Voice search has been hyped a lot since 2016 and in 2018, 1 out of 3 articles suggested optimizing your website for voice search to get the best results.
But recently, Google’s Martin Splitt clarified that voice search is not really the future and that there is no need to optimise for it.
Voice Search is a technology that converts human speech into text and then scans it for questions and commands. A difficult task is given that people are using conversational phrases rather than simply typing a keyword into the search console and pressing “Google Search.”
Google embraced speakable structured data and added Guided Recipes to the search console. Google constructed an on-ramp to the voice search highway, but it did not appear to lead anywhere. We now know why, thanks to a recent Search off the Record podcast: voice search is not the future of SEO.
Voice search is good enough to optimize but it’s not something that will help you get sales. Recent traits show that voice search is usually used for small actions like “turn off lights” or “what is SEO”, It is also good for small local businesses as a user can easily ask for directions to your place via voice search but if you’re trying to excel google, voice search is not the right suit for future.
Well initially, Google adopted the Speakable schema structured data in a Beta programme for news publishers in 2018.
That announcement created an image of customers asking Google for news and Google speaking it to them while also sending links to the users’ mobile devices.
“When people ask the Google Assistant — “Hey Google, what’s the latest news on NASA?”, the Google Assistant responds with an excerpt from a news article and the name of the news organization. Then the Google Assistant asks if the user would like to hear another news article and also sends the relevant links to the user’s mobile device.”

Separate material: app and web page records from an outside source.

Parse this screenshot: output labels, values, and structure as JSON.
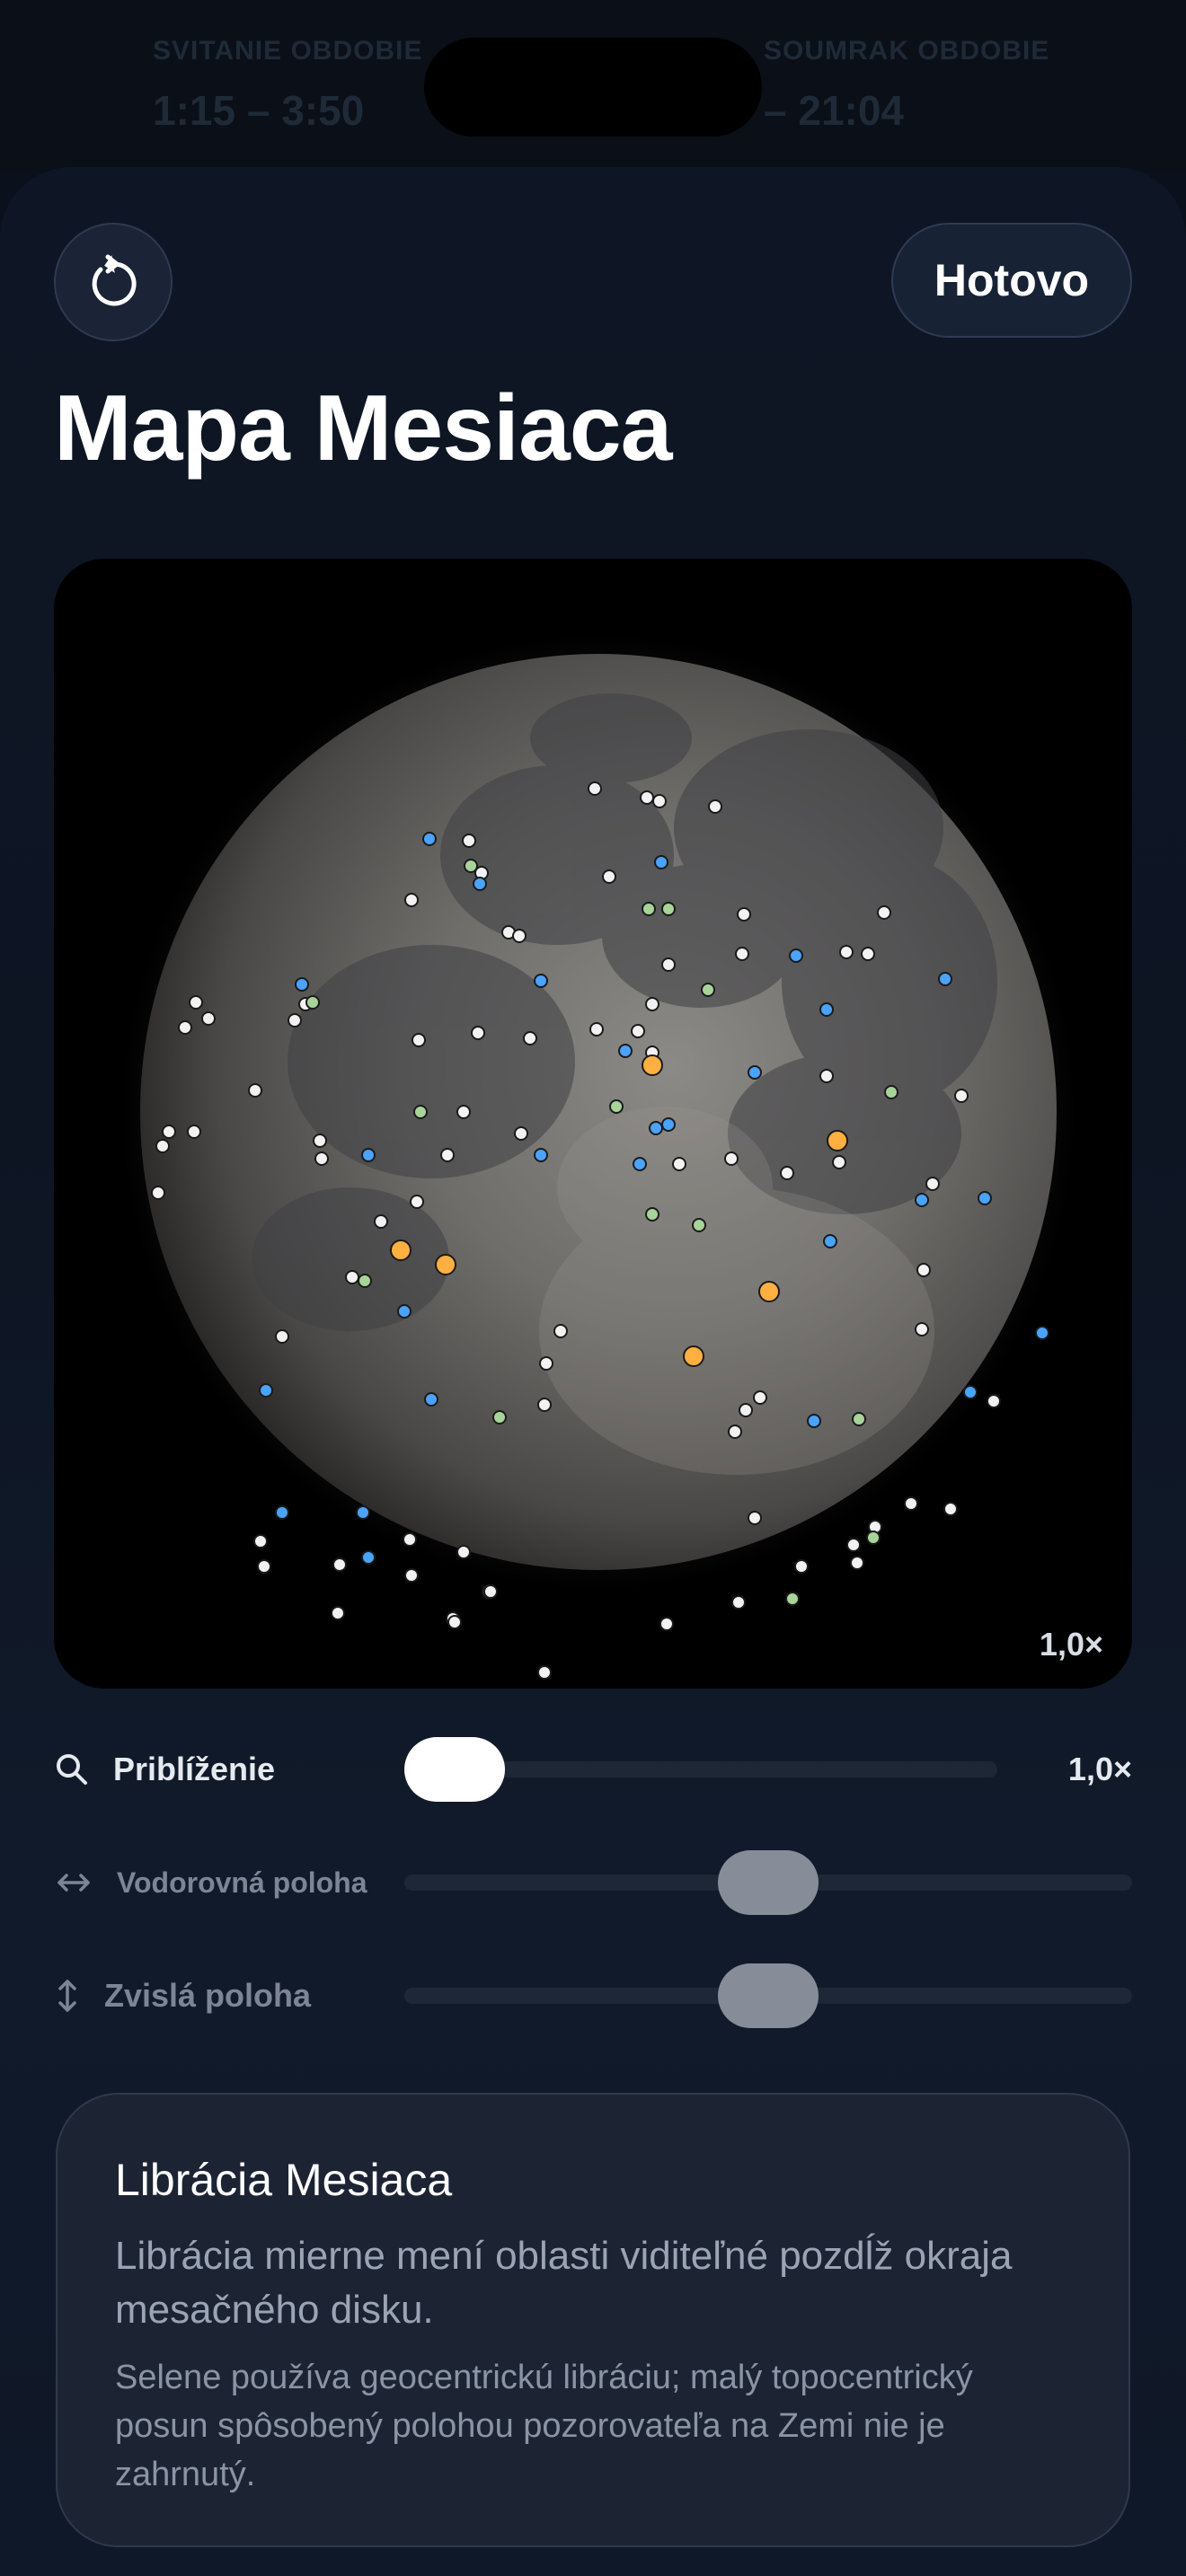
{
  "status_bar": {
    "left_label": "SVITANIE OBDOBIE",
    "left_value": "1:15 – 3:50",
    "right_label": "SOUMRAK OBDOBIE",
    "right_value": "– 21:04"
  },
  "header": {
    "reset_icon": "rotate-ccw-icon",
    "done_label": "Hotovo",
    "title": "Mapa Mesiaca"
  },
  "moon_map": {
    "zoom_badge": "1,0×",
    "marker_colors": {
      "white": "#f2f2f2",
      "blue": "#4aa3ff",
      "green": "#a8d49a",
      "orange": "#ffb040"
    }
  },
  "controls": {
    "zoom": {
      "label": "Priblíženie",
      "value": "1,0×",
      "icon": "magnifier-icon",
      "level": 0.0
    },
    "horizontal": {
      "label": "Vodorovná poloha",
      "icon": "horizontal-arrows-icon",
      "level": 0.5
    },
    "vertical": {
      "label": "Zvislá poloha",
      "icon": "vertical-arrows-icon",
      "level": 0.5
    }
  },
  "info": {
    "title": "Librácia Mesiaca",
    "body": "Librácia mierne mení oblasti viditeľné pozdĺž okraja mesačného disku.",
    "note": "Selene používa geocentrickú libráciu; malý topocentrický posun spôsobený polohou pozorovateľa na Zemi nie je zahrnutý."
  }
}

After a while,
The Speakable structured data was pitched to publishers as a new channel for reaching a wider audience.
“The speakable schema.org property identifies sections within an article or webpage that are best suited for audio playback using text-to-speech (TTS). Adding markup allows search engines and other applications to identify content to read aloud on Google Assistant-enabled devices using TTS.
Web pages with speakable structured data can use the Google Assistant to distribute the content through new channels and reach a wider base of users.”
In a recent Search Off the Record podcast, Googlers John Mueller and Martin Splitt discussed the future of search, and the conversation eventually shifted to voice search.
John Mueller inquired whether the search industry would have to optimise for voice search in the future.
Martin Splitt didn’t waste any time and straight away responded
His response was ambiguous.
John Mueller asked:
“What about voice search? Will SEOs have to optimize for voice search?”
Martin Splitt answered:
“Oh God, the future that never will be. I think no, because if we learn anything…”
“I remember a bunch of years ago, people were like: “Oh, we’ll stop using keyboards and just do voice.”
And I think that has been a recurring theme from the 90s.”
He mentioned that the “input modality” of voice search had changed, which means that how search is experienced has changed but that the back end of a search that processes voice commands has not changed, implying that voice SEO does not need to exist.
Martin further explained:
“But I think in the future, it won’t change and will naturally or magically become the number one thing that we need to worry about.
Simply because it changes the input modality, and it probably changes how queries are phrased, but it doesn’t change the fundamental use of natural language to retrieve information from the Internet.
So I think you don’t have to worry too much about it, to be honest, but that’s maybe just me.
So, we believe the explanation is a bit opinionated but some of its statements make true sense.
You should optimize your website for voice search but it shouldn’t be your top priority, you can dedicate 20% of your SEO efforts to it because, in the end, it’s just the part of the distribution. The main focus is to create content that is problem-solving and audience-centric.
Source – Search engine journal